* **THE PROBLEM**: Give only the number of lines in the records that contain the word "KATIL".

* **INPUT MATERIAL**:
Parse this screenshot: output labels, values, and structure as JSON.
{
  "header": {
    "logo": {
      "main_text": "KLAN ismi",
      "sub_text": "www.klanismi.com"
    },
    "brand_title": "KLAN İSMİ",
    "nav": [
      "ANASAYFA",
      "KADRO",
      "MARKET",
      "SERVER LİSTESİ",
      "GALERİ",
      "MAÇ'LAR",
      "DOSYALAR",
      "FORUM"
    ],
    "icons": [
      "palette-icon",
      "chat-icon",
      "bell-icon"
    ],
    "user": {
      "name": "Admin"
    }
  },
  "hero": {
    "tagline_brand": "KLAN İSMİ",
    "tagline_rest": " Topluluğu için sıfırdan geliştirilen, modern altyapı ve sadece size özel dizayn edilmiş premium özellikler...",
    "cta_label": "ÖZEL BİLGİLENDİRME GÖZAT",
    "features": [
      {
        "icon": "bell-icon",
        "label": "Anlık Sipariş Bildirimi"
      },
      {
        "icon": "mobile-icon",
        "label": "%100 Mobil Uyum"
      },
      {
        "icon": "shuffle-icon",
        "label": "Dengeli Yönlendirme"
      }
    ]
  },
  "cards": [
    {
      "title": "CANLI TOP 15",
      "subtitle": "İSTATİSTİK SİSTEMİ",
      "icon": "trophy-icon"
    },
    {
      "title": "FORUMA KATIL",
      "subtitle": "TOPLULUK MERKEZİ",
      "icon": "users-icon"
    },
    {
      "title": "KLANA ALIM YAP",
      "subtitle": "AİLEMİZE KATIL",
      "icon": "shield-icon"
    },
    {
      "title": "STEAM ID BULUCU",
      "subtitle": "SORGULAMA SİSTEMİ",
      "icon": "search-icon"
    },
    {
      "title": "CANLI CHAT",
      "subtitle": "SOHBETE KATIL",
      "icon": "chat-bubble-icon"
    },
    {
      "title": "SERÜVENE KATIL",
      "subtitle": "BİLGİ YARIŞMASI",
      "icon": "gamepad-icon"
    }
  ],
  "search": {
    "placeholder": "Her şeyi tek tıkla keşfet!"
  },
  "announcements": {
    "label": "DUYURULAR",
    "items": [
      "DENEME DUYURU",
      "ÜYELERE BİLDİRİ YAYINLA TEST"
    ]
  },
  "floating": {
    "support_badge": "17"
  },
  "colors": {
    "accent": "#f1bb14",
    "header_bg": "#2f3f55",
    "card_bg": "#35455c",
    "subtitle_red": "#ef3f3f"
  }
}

* **EXERCISE OUTPUT**: 4